I made the video (below) to celebrate our fifth anniversary. Technology being what it is, I can’t find the original file so that I can change it for our tinth anniversary. But I do love the marriage of this song with the images. The story this little video tells is a small glimpse into our ordinary yet miraculous life together.

Happy tinth anniversary to my one-iest one. See you tonight at dinner at that place with the food where we have a coupon. I’ll be the one wearing the same peach-colored linen jacket I wore 10 years ago today.

Do you know that you’re holy?

PW and I have been attending graduation ceremonies in even-numbered years since 2000. Tonight, GForce graduates from high school. It’s the ninth graduation we’ve attended since 2000. That a lot of crossing overs!

Those of us who are able, thanks to good health or availability or both, are gathering to celebrate this crossing of a threshold. Stories spill out of us. We can’t even contain them.

I have never been one of those parents who wanted to freeze my child at a particular age, or to stop time, or to wish I could turn back the clock. However, I will admit to a fleeting moment of what I can only describe as anticipatory nostalgia.

When GForce was a baby, she had an infectious smile. I suspect most, if not all, parents feels this way. A baby’s smile is like a laser that cuts through the fog of parental sleep-deprivation and confusion. For me, the smile is an infant’s first crossing over from the blob of need phase to becoming a relatable human being.

gums and toes

I was besotted by GForce’s toothless grin. I’d stare at it, and when she wasn’t smiling I’d stare at this photo of her. And my recurring thought was, “Man, teeth are going to RUIN that smile.”

Yes, I actually thought that. One day, I said it out loud, to no one at all. But the act of hearing the words hanging in the air, as opposed to inside my head, was like a bucket of cold water. I could finally hear how ridiculous it was to want her to remain a tiny toothless infant.

I’ve never thought of GForce as “my baby.” I don’t know why. Maybe by the time I’d given birth in my late 30s, I’d had Sweet Honey in the Rock’s version of the Gibran poem, “On Children” embedded in my brain.

I have always felt like GForce chose me to bring her into the world. This notion has gotten me through some long nights where I felt like I had no idea what I was doing. It’s felt like a buoy and a first place blue ribbon and an honorary degree, all at the same time.

As this day approached, one of my favorite singer/songwriters released a new album. I couldn’t have hoped for better. Thank you, Kris Delmhorst, for giving me the perfect song to accompany this ninth graduation in the past 15 years.2013-08-05 06.11.01

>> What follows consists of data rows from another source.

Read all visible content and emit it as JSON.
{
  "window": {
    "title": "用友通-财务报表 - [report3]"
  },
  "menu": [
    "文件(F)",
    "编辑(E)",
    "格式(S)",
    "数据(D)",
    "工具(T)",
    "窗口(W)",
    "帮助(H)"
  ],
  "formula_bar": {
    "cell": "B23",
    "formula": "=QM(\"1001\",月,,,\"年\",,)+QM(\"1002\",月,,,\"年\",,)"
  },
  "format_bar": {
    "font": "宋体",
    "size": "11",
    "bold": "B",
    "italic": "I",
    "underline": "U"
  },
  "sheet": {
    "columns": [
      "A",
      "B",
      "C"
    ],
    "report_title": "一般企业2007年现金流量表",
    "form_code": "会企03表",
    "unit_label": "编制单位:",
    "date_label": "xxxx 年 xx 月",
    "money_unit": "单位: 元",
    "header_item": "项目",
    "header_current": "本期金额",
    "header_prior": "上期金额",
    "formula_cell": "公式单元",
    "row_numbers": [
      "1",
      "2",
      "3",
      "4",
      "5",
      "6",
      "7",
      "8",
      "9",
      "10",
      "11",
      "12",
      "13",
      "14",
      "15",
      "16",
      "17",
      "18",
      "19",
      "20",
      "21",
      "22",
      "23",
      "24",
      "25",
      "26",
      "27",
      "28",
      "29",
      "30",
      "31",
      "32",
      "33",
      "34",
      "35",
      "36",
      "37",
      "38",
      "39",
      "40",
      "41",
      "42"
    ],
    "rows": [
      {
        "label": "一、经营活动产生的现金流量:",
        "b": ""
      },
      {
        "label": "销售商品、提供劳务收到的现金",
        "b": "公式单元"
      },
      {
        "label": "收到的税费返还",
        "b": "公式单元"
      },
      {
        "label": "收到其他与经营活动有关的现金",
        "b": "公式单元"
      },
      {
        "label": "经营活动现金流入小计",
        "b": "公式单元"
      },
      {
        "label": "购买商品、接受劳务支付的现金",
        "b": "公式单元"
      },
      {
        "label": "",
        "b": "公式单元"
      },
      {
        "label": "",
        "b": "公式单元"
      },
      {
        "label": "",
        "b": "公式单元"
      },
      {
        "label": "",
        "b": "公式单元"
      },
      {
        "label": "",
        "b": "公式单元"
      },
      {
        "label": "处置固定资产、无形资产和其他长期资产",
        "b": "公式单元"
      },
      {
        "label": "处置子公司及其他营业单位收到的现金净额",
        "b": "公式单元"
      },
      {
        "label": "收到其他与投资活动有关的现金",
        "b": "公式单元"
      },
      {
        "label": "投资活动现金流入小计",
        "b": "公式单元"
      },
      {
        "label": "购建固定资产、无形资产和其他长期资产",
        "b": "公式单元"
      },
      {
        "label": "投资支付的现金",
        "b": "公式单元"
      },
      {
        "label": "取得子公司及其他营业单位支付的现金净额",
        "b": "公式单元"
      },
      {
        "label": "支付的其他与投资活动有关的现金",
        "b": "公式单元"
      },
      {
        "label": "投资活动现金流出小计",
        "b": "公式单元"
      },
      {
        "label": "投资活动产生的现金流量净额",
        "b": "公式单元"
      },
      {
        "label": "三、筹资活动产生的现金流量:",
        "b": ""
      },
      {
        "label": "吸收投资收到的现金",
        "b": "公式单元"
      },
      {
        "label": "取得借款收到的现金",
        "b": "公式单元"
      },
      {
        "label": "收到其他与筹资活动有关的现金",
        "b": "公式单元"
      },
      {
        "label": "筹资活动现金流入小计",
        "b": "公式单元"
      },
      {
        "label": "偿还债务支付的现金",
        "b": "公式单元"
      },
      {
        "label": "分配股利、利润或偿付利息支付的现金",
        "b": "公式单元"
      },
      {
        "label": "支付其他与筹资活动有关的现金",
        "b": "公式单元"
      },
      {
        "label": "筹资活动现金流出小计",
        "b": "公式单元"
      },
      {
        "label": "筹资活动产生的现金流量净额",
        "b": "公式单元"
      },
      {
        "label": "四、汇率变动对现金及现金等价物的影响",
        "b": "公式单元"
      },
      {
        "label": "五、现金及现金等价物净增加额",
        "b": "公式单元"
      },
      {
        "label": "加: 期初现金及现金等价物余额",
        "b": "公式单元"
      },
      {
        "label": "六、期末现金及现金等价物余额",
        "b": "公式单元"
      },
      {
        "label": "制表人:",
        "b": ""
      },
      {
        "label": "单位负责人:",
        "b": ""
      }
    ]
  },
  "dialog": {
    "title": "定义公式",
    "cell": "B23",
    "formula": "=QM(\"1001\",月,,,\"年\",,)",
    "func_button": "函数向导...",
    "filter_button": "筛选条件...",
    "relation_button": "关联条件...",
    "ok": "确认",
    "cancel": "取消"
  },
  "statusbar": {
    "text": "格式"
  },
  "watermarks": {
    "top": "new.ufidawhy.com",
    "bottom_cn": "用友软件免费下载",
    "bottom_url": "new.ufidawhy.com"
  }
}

Every time I have listened to Delmhorst’s song “Homeless” over the past month, I have gotten that catch in my throat, in my heart, when she sings the question, “Do you know that you’re holy?”

The first time I heard it, I was making dinner. I wasn’t following along with the lyrics; they were floating out over the stove. I never saw it coming, this question, “Do you know that you’re holy?” It nearly buckled my knees. Tears fell into the clam sauce I was stirring.

My goal as a parent is for each of my daughters to be able to hear that question and to be able to sing back some kind of “Yes.” Or even a “Maybe.” Or “I want to.” And when they can’t answer that question, I hope they have communities of people they can call on to remind them. And if not, they can always call home. Or look up.

Homeless 
by Kris Delmhorst

The silence & the sea
Who you’re supposed to be
When the faces on the page and the faces in the mirror look the same
The cradle & the crutch
It’s supposed to hurt this much
When the highways turn to roads into streets into alleys
Then at last into paths you can’t get through

Do you know that you’re homeless
Do you know that you’re lonely
Do you know that you’re only passing through?

Years roll along
Sorrow turns to song
And your tears flow like rain into streams into rivers
That at last find their path to the sea

Do you know that we’re homeless
Do you know that we’re lonely
Do you know that we’re only passing through?

Do you know that you’re holy
Do you know that I love you
Do you know that above you is blue?
Do you?